Wiley Files Supreme Court Amicus Brief in Case Involving Limitations Period for APA Claims
Washington, DC – On November 20, Wiley Rein LLP filed an amicus brief on behalf of the Cato Institute in support of the petitioner in Corner Post Inc. v. Board of Governors of the Federal Reserve System, a case being argued this term at the U.S. Supreme Court. The brief argues that the statute of limitations applicable in cases brought under the Administrative Procedure Act begins to run when the plaintiff is injured and not necessarily when the government promulgates a rule. The Supreme Court’s decision will determine whether new businesses must accept unlawful federal regulations that are older than the company or may challenge such regulations in federal court.
The amicus brief argues that the Eighth Circuit misinterpreted the federal statute setting the limitations period by elevating the court’s policy judgments over the pertinent text. The result, the brief explains, is to transform the statute of limitations adopted by Congress into a statute of repose created by the court, thereby depriving “persons newly injured by old agency action of access to the federal courts in clear contravention of the pertinent statutory text” and allowing “unlawful agency action to evade judicial correction.”

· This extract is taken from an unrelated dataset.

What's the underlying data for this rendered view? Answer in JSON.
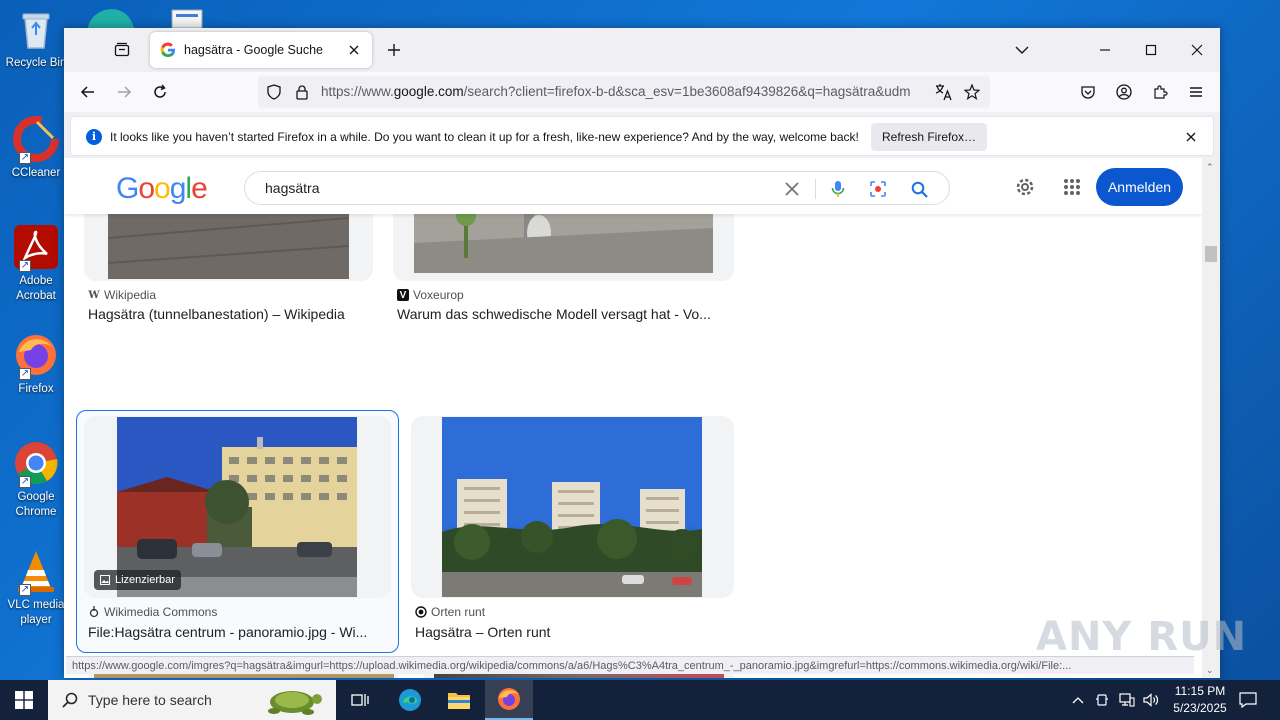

Maria Woehr Aronson
Director of Communications
Senior Communications Manager